True, but somewhat misleading. Let’s look at it this way:

Learning that  40,000 Americans died in auto accidents in 2016 is harrowing. We can lament the evils of drunk driving, distracted driving, and poor public transportation options. But what if you learned  Americans take 1.1 BILLION trips a day? That’s 4,015,000,000,000 per year. That’s one death for every HUNDRED MILLION car trips.

That doesn’t mean that each of those 40,000 deaths isn’t tragic. That doesn’t mean we should fail to tighten texting while driving laws. But it does  mean that  if you have a 99.99999999% chance of making a car trip safely, driving is relatively safe.

Online dating isn’t the problem. It’s just the medium that allows for relatively frictionless meeting.

According to this Tinder statistics link, Tinder has 10 million daily active users and has made 10 billion matches.

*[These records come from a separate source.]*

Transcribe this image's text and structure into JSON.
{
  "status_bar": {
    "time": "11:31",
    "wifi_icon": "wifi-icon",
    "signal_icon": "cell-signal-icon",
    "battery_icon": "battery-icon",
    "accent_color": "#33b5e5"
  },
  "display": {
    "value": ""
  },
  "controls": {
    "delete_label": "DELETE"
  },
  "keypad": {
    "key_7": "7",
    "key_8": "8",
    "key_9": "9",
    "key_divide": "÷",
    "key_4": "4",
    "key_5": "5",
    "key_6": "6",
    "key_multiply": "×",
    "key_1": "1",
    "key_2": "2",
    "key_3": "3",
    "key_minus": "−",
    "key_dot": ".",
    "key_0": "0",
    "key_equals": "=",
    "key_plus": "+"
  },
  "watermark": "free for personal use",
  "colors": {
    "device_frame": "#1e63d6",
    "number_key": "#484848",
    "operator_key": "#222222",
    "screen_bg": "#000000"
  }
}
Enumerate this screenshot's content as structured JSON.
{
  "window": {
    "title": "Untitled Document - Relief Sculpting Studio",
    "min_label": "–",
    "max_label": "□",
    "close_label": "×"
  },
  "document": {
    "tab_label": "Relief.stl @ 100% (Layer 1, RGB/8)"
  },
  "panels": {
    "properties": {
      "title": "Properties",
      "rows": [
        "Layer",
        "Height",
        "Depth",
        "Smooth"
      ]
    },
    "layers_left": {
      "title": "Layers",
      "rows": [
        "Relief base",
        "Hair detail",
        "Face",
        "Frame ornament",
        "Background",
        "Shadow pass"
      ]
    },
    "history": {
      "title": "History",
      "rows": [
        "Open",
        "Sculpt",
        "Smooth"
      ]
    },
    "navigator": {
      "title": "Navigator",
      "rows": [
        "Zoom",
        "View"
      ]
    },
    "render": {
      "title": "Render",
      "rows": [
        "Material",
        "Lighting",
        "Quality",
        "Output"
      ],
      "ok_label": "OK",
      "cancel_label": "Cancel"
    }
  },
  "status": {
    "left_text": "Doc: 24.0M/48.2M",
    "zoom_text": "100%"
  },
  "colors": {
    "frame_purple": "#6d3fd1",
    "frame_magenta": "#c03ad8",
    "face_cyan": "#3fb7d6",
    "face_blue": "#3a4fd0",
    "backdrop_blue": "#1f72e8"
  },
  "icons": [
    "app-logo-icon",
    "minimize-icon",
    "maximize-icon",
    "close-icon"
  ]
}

Doesn’t it stand to reason, logically, that if that many  strangers are meeting, more of EVERYTHING is happening? More texting. More flaking. More hooking up. More dates. More marriage. And yes, more sexual assault.

Online dating isn’t the problem. It’s just the medium that allows for relatively frictionless meeting. Tinder, with its GPS and right swiping, only take that to a new level. But the answers are not so much technological as much as they are practical. The answer to fewer car deaths is not to do background checks on hundreds of millions of drivers; it’s to prevent and penalize drunken and distracted driving. Similarly, we can blame IAC – owners of Match, OkCupid and Tinder for failing to police its 10 million daily active users, or we could use as much common sense to avoid being put in precarious situations.

It’s not an either/or and the suggestions in the Quartz article are thoughtful and important. I just think it’s important to frame the discussion with actual numbers that prove that, all things considered, online dating is as safe as meeting a stranger at a party. The only difference is that you meet a lot more people on Tinder than you do at parties.

Your thoughts, below, are appreciated.